Although Miya Precision uses AI for features such as this language processing system, Pradhan is wary of the limitations of these technologies. “We use AI algorithms more for things like predicting flow and risk,” he says. “But, having been in this area for a long time, I’m very nervous about using machine learning in patient care, because the deep learning models are quite brutal and quite sensitive to noise in the data. And if you know anything about healthcare data, it’s very messy.” Miya Precision also supports healthcare workers by automating manual tasks, such as checking a patient's kidney function or keeping track of the drugs that a patient has received. In addition, Alcidion has launched a remote healthcare capability in Miya Precision and developed Miya Memory, a mobile electronic patient record that enables clinicians to access information anywhere at any time. “Because of COVID, people are accelerating virtual care, which was always going to be the solution in the future,” Pradhan says. “We just didn’t know it would need to be a solution in the first few months of this year, but it was always necessary to scale up healthcare.” In Australia, Alcidion has been using this technology to monitor people at risk during COVID-19 and even worked with the New South Wales local health districts to support the healthcare staff by monitoring patients in their home or quarantine hotels. The pandemic has been a great driver for innovative healthcare solutions, and it has also demonstrated the need for these solutions to be smart and adaptable. “Health organisations had to learn the hard way,” Pradhan says. “Even if you found some good evidence about risk calculation, or a risk algorithm, or even just a good way of managing patients, being able to implement that in any kind of timeframe while under pressure was sure to be almost impossible.” Although hospitals such as García Vidal’s did manage to adapt to the challenges of COVID-19, the Hospital Clinic is unique in its possession of electronic patient records. Nonetheless, it is still unable to share those records and findings with other hospitals. “A big challenge of the Health IT industry is the inability to move data between different systems,” Pradhan says. “And it’s not a technology problem.

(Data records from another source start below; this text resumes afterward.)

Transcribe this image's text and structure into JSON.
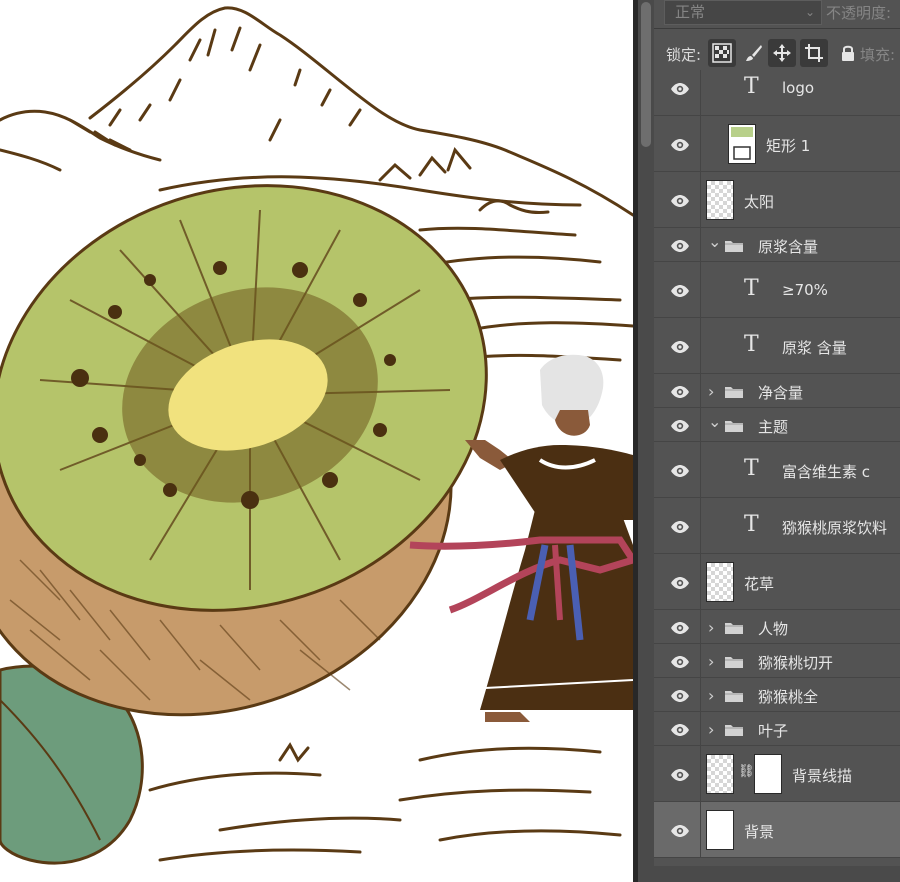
{
  "panel": {
    "blend_mode": "正常",
    "opacity_label": "不透明度:",
    "lock_label": "锁定:",
    "fill_label": "填充:"
  },
  "layers": [
    {
      "id": "logo",
      "name": "logo",
      "kind": "text",
      "indent": 1
    },
    {
      "id": "rect1",
      "name": "矩形 1",
      "kind": "shape",
      "indent": 1
    },
    {
      "id": "sun",
      "name": "太阳",
      "kind": "raster",
      "indent": 0
    },
    {
      "id": "juice-group",
      "name": "原浆含量",
      "kind": "group-open",
      "indent": 0
    },
    {
      "id": "pct70",
      "name": "≥70%",
      "kind": "text",
      "indent": 1
    },
    {
      "id": "juice-text",
      "name": "原浆 含量",
      "kind": "text",
      "indent": 1
    },
    {
      "id": "net-group",
      "name": "净含量",
      "kind": "group-closed",
      "indent": 0
    },
    {
      "id": "theme-group",
      "name": "主题",
      "kind": "group-open",
      "indent": 0
    },
    {
      "id": "vitc",
      "name": "富含维生素 c",
      "kind": "text",
      "indent": 1
    },
    {
      "id": "drink",
      "name": "猕猴桃原浆饮料",
      "kind": "text",
      "indent": 1
    },
    {
      "id": "flowers",
      "name": "花草",
      "kind": "raster",
      "indent": 0
    },
    {
      "id": "person-group",
      "name": "人物",
      "kind": "group-closed",
      "indent": 0
    },
    {
      "id": "kiwi-cut-group",
      "name": "猕猴桃切开",
      "kind": "group-closed",
      "indent": 0
    },
    {
      "id": "kiwi-whole-group",
      "name": "猕猴桃全",
      "kind": "group-closed",
      "indent": 0
    },
    {
      "id": "leaf-group",
      "name": "叶子",
      "kind": "group-closed",
      "indent": 0
    },
    {
      "id": "bg-lines",
      "name": "背景线描",
      "kind": "masked",
      "indent": 0
    },
    {
      "id": "bg",
      "name": "背景",
      "kind": "white",
      "indent": 0,
      "selected": true
    }
  ],
  "icons": {
    "eye": "eye-icon",
    "text_layer": "T",
    "folder": "folder-icon",
    "chain": "link-icon"
  },
  "colors": {
    "panel_bg": "#535353",
    "selected_row": "#6a6a6a",
    "kiwi_flesh": "#b5c46a",
    "kiwi_center": "#f1e27e",
    "kiwi_skin": "#c79b6b",
    "ink": "#5a3a14",
    "leaf": "#6d9c7c",
    "dress": "#4b2f12",
    "sash_red": "#b3445a",
    "sash_blue": "#4a5fb3"
  }
}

It’s a strategy by big companies to lock out other competitors.” This is the reason why Miya Precision’s ability to take data from different sources — lab reports, scans, doctor notes, vitals, etc — and standardise it, could be game-changing. “That's a really powerful thing to do because it means that if someone has an innovation in one part of the country and someone else is interested they can much more easily bring it across, download it, and adapt it,” Pradhan says. “That's really a key part of where we want to be: helping clinicians and Trusts improve their care, but also maximise their use of their data, rather than just having it sitting in databases.” Data is one of the most underused resources that the healthcare industry has, and it is fundamental to ensure that there is communication between experts and hospitals. Moreover, in García Vidal’s opinion, it is also an important step in the development of AI solutions. “AI is here to cause a great revolution, to the level of the appearance of antibiotics or other great milestones of medicine, no doubt,” she says. COVID-19 has made the healthcare sector painfully aware of its need to step up its technological game, whether that is through AI, data analytics or automation. There are many challenges on the way, but also many lives to save.